# YOUR TASK:
Search the records below for the word "content", then return every line where it appears.

# Items from an interface collection:
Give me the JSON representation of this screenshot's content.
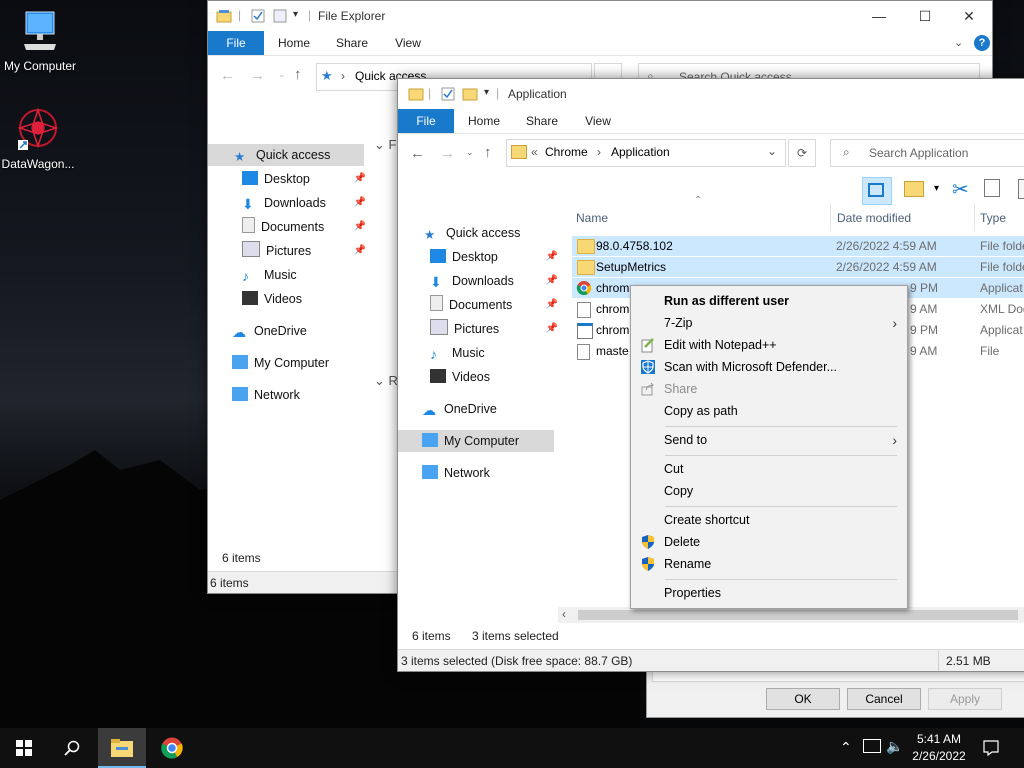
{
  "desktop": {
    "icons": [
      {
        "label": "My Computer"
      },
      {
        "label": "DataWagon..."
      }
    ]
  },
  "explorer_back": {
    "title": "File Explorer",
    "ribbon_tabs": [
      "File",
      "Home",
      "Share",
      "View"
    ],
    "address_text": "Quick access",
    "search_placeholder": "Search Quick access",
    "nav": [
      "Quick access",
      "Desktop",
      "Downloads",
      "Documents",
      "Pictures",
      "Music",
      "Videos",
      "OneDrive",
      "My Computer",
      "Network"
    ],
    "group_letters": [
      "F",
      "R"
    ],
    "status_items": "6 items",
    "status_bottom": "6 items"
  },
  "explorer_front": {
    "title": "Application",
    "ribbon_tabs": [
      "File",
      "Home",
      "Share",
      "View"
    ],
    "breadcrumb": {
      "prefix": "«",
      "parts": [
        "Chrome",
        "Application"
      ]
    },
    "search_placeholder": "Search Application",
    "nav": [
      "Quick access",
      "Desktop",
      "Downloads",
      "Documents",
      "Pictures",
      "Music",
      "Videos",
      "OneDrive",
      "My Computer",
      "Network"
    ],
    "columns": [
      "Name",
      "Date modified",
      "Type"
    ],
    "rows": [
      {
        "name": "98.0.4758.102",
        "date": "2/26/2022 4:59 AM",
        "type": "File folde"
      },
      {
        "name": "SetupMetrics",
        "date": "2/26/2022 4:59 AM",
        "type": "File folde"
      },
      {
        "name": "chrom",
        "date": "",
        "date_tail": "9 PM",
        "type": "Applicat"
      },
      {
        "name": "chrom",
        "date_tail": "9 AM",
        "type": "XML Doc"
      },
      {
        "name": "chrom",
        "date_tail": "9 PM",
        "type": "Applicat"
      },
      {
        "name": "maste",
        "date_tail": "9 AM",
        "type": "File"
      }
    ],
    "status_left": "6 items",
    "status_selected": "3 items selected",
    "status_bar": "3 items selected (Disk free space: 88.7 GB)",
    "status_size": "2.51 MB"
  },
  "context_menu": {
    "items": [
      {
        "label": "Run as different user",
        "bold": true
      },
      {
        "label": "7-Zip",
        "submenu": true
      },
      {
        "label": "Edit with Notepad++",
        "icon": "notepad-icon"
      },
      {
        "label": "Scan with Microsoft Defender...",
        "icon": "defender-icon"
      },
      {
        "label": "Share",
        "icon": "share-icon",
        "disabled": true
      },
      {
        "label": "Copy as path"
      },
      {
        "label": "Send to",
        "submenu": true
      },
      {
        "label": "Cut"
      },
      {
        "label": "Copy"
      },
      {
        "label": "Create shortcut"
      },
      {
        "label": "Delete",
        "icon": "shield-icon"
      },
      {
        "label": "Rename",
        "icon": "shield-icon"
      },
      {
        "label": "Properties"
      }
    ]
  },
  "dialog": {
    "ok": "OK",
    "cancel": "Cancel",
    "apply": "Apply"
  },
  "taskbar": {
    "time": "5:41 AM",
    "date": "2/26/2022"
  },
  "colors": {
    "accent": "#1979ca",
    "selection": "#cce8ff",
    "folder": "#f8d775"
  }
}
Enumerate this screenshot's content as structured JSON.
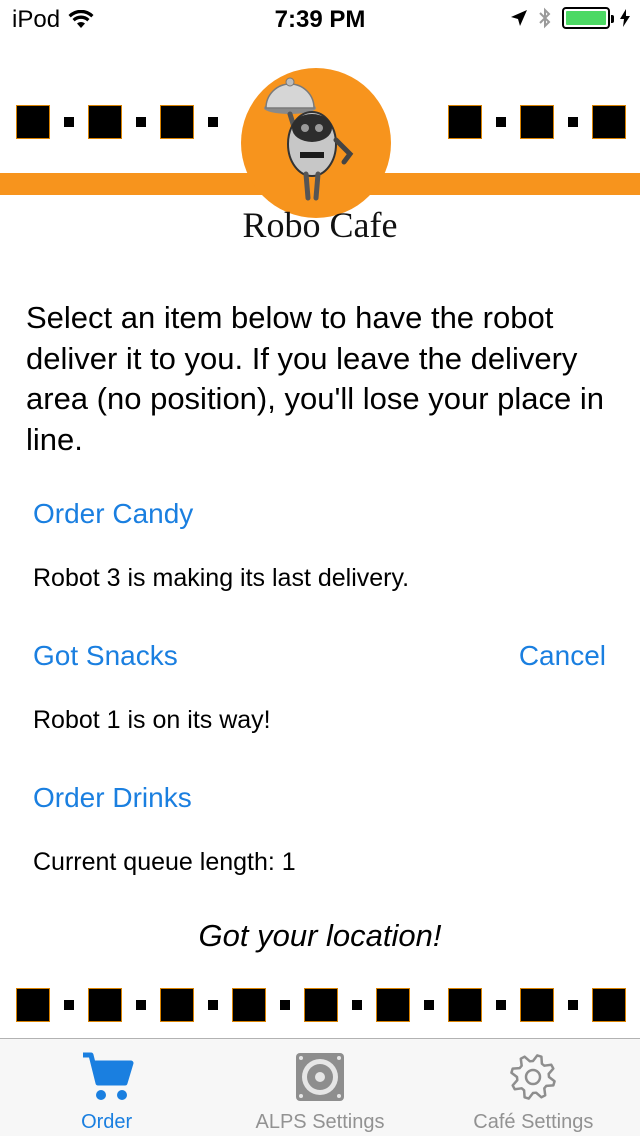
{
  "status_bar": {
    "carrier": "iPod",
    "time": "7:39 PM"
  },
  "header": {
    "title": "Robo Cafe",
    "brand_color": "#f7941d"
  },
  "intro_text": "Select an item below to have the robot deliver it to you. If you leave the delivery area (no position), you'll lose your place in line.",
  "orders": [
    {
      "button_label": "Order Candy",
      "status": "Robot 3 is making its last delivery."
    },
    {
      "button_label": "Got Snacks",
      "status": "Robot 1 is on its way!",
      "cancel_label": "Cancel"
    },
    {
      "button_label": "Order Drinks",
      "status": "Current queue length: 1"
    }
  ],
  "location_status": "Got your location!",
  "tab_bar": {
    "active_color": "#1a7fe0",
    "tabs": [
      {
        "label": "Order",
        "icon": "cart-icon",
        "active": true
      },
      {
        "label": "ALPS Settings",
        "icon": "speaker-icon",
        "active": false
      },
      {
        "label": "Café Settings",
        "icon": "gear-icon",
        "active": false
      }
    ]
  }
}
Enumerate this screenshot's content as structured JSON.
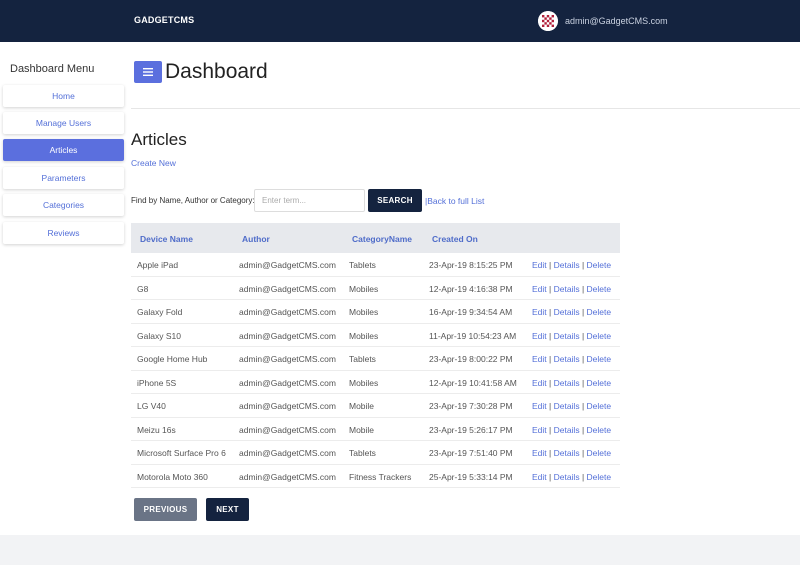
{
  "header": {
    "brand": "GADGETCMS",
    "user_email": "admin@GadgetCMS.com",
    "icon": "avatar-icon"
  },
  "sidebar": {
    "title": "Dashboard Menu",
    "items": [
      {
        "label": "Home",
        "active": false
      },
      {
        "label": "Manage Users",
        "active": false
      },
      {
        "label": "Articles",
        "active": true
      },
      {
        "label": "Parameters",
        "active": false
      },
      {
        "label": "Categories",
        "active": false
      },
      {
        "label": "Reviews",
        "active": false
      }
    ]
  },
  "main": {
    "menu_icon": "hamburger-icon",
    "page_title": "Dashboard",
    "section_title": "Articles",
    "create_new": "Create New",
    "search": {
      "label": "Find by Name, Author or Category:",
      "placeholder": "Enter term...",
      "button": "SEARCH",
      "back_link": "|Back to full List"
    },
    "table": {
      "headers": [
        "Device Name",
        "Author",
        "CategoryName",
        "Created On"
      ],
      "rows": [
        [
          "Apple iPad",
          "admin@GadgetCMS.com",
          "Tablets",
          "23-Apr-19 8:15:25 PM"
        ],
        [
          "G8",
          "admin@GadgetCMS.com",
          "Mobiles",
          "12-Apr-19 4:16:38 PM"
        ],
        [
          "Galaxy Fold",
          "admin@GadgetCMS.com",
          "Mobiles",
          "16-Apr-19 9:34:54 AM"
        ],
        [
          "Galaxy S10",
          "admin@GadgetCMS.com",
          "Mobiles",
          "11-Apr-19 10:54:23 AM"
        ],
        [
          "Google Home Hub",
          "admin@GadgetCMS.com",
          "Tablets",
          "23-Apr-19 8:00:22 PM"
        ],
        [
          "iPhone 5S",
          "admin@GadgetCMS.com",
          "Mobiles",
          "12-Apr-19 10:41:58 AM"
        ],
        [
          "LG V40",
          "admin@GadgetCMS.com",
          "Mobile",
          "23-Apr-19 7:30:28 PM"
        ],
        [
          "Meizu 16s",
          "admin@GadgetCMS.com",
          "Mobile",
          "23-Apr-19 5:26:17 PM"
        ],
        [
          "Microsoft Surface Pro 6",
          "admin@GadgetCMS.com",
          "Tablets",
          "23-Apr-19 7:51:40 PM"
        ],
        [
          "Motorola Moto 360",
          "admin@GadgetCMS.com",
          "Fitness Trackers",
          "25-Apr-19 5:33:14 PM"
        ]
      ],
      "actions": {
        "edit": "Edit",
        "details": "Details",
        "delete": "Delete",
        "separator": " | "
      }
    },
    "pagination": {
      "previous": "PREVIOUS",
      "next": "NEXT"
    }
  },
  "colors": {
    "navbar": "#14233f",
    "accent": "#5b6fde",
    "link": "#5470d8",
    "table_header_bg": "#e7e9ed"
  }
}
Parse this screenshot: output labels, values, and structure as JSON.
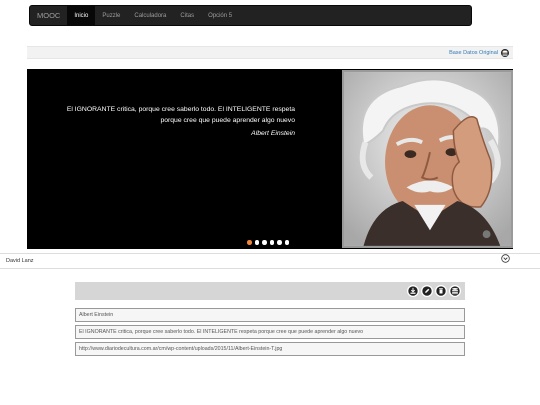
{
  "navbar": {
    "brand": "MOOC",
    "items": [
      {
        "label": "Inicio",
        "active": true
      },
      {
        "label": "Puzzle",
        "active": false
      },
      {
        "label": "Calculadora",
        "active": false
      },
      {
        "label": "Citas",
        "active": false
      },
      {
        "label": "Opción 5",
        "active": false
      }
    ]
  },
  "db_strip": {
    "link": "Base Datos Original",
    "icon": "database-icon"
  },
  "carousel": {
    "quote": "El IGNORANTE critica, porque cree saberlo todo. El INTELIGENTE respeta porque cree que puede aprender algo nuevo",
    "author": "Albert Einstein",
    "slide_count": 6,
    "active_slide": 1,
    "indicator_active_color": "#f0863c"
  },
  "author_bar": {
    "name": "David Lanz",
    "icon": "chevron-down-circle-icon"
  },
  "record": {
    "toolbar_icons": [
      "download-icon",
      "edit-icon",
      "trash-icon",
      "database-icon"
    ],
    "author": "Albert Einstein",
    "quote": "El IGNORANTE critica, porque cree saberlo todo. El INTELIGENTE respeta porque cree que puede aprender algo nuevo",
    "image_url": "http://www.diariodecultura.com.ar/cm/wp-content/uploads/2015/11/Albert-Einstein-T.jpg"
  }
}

# TASK RESPONSE:
Give me the JSON representation of this screenshot's content.
Enumerate this screenshot's content as structured JSON.
Enumerate this screenshot's content as structured JSON.
    "image_url": "http://www.diariodecultura.com.ar/cm/wp-content/uploads/2015/11/Albert-Einstein-T.jpg"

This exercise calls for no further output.